My favourite project at the Royal College of Art work in progress show this year was by an architecture student from unit ADS.3 (tutors: Fernando Rihl, Kirsteen MacKay).
In Dog Eat Dog, Jordan Hodgson asks some though-provoking questions:
To what extent as a society are we willing to pursue the sustainable ideals of the 21st century? Are we willing to cross ethical boundaries and venture into taboo markets for these purposes?
2127 dogs and 74 cats are destroyed annually at Battersea Dogs & Cats Home (BDCH).
The biomass (70 478 kg) produced needs to be disposed of in a responsible, ecological fashion because of the many harmful agents given off when biological material decomposes. BDCH currently cremates these pets.
Would it be possible to regard this biomass waste as an untapped and positive resource waiting to be exploited, could it become both beneficial and complimentary to the centre? Hodgson proposes a solution to the issue which involves working simultaneously with the BDCH existing facilities and introducing new subversive and hidden elements such as turning the body of cats and dogs into pet food, setting up a dog fight betting business and developing the taxidermy potential of dogs. His scenario would turn a non-profit organization (BDCH) into a profitable one.
Along his research, the young architect gathered a series of facts and figures:
A dog is worth up to 35x more dead than alive from Battersea. Dogs are worth £85 at Battersea alive. Mounted in a taxidermy shop they are worth up to £3000.
10% of these animals were destroyed in London.
25% of the breeds that pass through BDCH home are Staffordshire and Bull Terriers.
10 000 dogs and cats (either strays or pets handed over by their owners) pass through BDCH annually.
158 500 cans of dog and cat food are consumed at Battersea each year.
232 447 cans could potentially be produced by using the destroyed dogs and cats. They would feed all the animals living at the center.
5 483 extra cans would be produced that could be distributed for profit from the Battersea shop.
Alongside the existing shop in Battersea, Hodgson imagine that new facilities could open such as a “Taxidermy showcase & shop” to produce taxidermy on site, a taxidermy school and workshop to promote the profession of taxidermy and raise the UK profile. Caning factory producing dog (or cat) meat canned and labeled.
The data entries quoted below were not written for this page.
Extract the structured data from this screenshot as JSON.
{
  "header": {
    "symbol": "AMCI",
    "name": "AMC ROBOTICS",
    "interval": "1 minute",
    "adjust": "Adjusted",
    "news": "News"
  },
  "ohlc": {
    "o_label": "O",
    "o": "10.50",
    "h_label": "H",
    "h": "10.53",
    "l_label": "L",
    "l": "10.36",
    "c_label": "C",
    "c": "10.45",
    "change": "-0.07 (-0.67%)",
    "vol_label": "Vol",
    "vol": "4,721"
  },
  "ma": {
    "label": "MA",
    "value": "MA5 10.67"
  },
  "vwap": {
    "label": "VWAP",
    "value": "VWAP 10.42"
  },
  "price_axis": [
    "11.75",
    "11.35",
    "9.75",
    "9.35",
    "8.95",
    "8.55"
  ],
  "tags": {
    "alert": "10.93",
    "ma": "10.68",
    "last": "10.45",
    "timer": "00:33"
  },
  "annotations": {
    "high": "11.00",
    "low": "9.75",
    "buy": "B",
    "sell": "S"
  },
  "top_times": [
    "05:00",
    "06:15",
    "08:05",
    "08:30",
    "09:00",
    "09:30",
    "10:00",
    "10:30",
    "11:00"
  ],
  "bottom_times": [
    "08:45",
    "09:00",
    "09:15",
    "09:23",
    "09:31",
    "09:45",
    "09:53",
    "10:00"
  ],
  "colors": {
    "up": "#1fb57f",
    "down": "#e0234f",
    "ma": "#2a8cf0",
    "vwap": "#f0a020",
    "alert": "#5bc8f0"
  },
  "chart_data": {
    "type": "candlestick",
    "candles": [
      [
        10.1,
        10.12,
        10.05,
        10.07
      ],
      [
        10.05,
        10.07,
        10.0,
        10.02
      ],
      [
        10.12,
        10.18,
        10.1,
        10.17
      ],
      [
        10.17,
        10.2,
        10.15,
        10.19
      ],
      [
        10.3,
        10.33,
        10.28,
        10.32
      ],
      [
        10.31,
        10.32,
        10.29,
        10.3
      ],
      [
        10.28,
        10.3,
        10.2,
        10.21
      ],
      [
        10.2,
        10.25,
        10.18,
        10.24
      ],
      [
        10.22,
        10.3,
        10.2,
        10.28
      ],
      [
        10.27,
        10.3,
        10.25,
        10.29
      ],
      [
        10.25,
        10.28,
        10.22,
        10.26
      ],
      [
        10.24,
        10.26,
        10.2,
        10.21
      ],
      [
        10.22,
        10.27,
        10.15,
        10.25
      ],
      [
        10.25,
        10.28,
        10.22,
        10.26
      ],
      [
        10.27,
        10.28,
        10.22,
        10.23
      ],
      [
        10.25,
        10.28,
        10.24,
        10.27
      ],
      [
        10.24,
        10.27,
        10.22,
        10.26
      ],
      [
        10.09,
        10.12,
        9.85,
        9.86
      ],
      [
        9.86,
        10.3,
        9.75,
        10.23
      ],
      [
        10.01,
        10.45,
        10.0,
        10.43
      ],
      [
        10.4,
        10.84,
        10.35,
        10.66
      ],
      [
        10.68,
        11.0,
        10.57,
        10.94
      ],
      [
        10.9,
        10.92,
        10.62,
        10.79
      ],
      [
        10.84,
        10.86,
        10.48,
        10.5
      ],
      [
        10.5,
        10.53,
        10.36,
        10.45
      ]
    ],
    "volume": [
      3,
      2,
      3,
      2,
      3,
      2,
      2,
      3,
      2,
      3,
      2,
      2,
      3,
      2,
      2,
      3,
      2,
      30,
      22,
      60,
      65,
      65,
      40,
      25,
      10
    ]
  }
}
A rendering plant to process dead animals into pet food.
An online market would also be developed. For example, You Tube would be used for the betting purposes of the dog fights.
The recycling of pets is considered a repugnant market with many bioethical factors to be taken into consideration. With 22% of UK households being pet owners can we accept the justification of such a proposal? The project is sustainable but would it be acceptable?
I’m worth 35 times more dead than alive
Images 1, 2, 3, 5 and 6 courtesy of Jordan Hodgson.
How the re-structured center would function (bigger size)